=== Begin Enclosure ===

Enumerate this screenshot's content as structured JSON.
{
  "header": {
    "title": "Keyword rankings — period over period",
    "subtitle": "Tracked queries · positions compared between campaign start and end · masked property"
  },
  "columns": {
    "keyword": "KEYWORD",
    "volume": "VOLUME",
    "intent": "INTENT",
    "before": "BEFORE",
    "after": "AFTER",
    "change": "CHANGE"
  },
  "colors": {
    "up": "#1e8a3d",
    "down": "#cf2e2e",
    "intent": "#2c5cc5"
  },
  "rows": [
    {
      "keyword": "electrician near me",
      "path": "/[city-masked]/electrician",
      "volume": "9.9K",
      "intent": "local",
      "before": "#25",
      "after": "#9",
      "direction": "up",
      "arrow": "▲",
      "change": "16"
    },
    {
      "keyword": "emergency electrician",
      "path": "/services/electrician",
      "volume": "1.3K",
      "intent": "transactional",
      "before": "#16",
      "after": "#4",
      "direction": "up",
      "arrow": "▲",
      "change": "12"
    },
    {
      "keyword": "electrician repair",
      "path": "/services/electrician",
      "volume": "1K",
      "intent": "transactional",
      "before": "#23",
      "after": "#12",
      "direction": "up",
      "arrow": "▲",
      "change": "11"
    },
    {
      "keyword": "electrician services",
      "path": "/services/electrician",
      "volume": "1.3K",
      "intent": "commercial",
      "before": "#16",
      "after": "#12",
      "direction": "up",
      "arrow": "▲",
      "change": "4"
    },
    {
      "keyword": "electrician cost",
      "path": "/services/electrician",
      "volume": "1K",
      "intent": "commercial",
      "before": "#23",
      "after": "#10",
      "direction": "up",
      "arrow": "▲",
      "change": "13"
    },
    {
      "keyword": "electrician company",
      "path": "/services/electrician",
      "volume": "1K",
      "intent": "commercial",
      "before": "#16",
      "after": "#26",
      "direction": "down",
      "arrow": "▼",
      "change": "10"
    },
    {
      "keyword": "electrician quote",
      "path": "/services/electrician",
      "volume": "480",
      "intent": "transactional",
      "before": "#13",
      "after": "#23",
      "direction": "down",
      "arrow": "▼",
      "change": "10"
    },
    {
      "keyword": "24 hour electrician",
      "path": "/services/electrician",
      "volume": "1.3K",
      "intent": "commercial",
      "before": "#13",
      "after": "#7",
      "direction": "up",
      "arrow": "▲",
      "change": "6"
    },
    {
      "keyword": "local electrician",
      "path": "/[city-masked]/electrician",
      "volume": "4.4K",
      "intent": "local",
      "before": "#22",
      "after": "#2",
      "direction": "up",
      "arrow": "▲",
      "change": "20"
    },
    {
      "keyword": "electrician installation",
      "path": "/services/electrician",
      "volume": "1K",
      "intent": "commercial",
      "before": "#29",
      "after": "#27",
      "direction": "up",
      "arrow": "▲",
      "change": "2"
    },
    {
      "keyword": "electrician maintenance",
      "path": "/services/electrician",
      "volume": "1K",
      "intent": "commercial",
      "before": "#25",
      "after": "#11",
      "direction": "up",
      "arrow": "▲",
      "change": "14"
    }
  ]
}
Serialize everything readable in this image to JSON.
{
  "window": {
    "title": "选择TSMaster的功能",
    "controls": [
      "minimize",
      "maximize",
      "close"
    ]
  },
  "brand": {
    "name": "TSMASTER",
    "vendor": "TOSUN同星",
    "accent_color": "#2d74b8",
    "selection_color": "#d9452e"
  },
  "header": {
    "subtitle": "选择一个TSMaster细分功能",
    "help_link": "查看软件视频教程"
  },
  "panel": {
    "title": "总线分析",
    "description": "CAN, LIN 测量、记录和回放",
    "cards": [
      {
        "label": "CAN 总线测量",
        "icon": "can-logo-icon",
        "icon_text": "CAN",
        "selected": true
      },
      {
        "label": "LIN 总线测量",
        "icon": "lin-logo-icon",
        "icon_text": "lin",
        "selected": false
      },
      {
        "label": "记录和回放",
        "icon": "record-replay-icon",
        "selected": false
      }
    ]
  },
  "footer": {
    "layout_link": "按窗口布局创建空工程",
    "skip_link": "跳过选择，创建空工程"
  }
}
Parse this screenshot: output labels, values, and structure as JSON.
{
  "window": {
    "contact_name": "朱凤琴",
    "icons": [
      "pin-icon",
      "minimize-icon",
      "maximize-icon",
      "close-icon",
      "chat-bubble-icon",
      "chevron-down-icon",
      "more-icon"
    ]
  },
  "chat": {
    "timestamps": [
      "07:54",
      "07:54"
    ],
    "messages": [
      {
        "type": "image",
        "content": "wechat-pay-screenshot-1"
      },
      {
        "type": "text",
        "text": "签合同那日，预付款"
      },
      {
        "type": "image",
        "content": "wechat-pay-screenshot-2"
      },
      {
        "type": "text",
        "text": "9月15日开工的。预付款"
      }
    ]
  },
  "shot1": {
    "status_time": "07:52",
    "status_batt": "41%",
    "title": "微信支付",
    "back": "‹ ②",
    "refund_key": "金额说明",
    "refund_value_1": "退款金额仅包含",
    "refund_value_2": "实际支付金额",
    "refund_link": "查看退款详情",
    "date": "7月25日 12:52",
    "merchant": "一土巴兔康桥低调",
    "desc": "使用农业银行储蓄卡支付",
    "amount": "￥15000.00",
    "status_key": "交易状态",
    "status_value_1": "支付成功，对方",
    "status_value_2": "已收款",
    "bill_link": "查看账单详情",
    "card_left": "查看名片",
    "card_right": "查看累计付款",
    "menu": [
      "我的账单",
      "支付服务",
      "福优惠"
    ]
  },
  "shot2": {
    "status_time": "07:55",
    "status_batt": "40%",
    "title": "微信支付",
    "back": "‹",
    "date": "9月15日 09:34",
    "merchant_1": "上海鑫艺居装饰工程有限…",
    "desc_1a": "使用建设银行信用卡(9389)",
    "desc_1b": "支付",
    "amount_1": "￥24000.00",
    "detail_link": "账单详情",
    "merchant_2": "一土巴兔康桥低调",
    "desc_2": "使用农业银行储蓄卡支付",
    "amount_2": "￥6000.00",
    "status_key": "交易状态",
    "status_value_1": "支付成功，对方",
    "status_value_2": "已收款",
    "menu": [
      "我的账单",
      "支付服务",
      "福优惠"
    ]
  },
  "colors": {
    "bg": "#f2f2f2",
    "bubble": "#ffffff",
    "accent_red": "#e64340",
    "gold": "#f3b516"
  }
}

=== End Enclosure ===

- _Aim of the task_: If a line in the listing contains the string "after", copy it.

- _Answer for this exercise_:
    "after": "AFTER",
      "after": "#9",
      "after": "#4",
      "after": "#12",
      "after": "#12",
      "after": "#10",
      "after": "#26",
      "after": "#23",
      "after": "#7",
      "after": "#2",
      "after": "#27",
      "after": "#11",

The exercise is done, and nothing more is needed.